▶ YOUR INSTRUCTIONS
Pull every line that includes the word "TRUTHIsOURreality" from the data.

▶ INFORMATION SHOWN
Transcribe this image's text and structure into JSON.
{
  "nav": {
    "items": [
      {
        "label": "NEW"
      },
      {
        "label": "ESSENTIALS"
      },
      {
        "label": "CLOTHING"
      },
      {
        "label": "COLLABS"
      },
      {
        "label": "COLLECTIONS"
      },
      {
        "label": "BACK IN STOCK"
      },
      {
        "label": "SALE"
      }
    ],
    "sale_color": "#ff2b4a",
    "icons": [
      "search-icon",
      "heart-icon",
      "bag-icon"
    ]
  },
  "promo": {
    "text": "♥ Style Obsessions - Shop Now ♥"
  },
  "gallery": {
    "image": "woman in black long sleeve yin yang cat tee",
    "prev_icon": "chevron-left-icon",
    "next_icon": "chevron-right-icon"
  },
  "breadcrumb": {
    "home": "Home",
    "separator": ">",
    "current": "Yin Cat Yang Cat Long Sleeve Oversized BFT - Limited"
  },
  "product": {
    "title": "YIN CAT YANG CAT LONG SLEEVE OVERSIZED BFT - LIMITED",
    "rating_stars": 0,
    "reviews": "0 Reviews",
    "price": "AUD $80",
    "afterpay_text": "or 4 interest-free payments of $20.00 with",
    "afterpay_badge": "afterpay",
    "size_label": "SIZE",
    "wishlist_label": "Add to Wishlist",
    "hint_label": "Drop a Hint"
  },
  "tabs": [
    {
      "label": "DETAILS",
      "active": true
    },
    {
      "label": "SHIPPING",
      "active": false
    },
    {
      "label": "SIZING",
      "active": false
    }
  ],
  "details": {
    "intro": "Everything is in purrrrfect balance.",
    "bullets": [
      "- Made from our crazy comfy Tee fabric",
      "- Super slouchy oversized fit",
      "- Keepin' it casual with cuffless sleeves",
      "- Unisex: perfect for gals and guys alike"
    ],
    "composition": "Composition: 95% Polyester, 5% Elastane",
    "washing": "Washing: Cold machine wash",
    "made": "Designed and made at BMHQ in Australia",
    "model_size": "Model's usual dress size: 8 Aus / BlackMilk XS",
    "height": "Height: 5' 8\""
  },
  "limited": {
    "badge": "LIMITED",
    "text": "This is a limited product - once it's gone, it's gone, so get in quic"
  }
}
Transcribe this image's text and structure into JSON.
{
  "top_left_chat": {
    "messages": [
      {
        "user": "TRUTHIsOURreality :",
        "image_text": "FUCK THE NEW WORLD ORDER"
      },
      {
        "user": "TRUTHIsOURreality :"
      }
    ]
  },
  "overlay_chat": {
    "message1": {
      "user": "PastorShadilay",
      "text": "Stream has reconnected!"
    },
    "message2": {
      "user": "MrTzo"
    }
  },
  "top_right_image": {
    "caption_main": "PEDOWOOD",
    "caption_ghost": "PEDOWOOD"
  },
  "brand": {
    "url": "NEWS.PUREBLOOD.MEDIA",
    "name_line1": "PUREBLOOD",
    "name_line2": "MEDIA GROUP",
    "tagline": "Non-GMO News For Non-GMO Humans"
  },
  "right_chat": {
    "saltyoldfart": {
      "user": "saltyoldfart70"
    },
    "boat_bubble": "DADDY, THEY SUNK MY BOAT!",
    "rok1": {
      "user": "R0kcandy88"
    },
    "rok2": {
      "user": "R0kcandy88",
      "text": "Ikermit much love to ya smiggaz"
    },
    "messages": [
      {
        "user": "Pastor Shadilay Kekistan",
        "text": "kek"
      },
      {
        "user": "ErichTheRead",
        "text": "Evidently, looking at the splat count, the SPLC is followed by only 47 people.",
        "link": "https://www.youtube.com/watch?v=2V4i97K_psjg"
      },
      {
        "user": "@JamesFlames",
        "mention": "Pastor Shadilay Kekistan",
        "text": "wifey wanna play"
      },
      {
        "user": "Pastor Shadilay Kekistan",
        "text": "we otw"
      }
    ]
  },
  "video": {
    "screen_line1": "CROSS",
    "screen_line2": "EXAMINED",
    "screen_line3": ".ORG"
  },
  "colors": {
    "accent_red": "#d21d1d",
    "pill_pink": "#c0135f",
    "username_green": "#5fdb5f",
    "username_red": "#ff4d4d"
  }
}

▶ ANSWER
        "user": "TRUTHIsOURreality :",
        "user": "TRUTHIsOURreality :"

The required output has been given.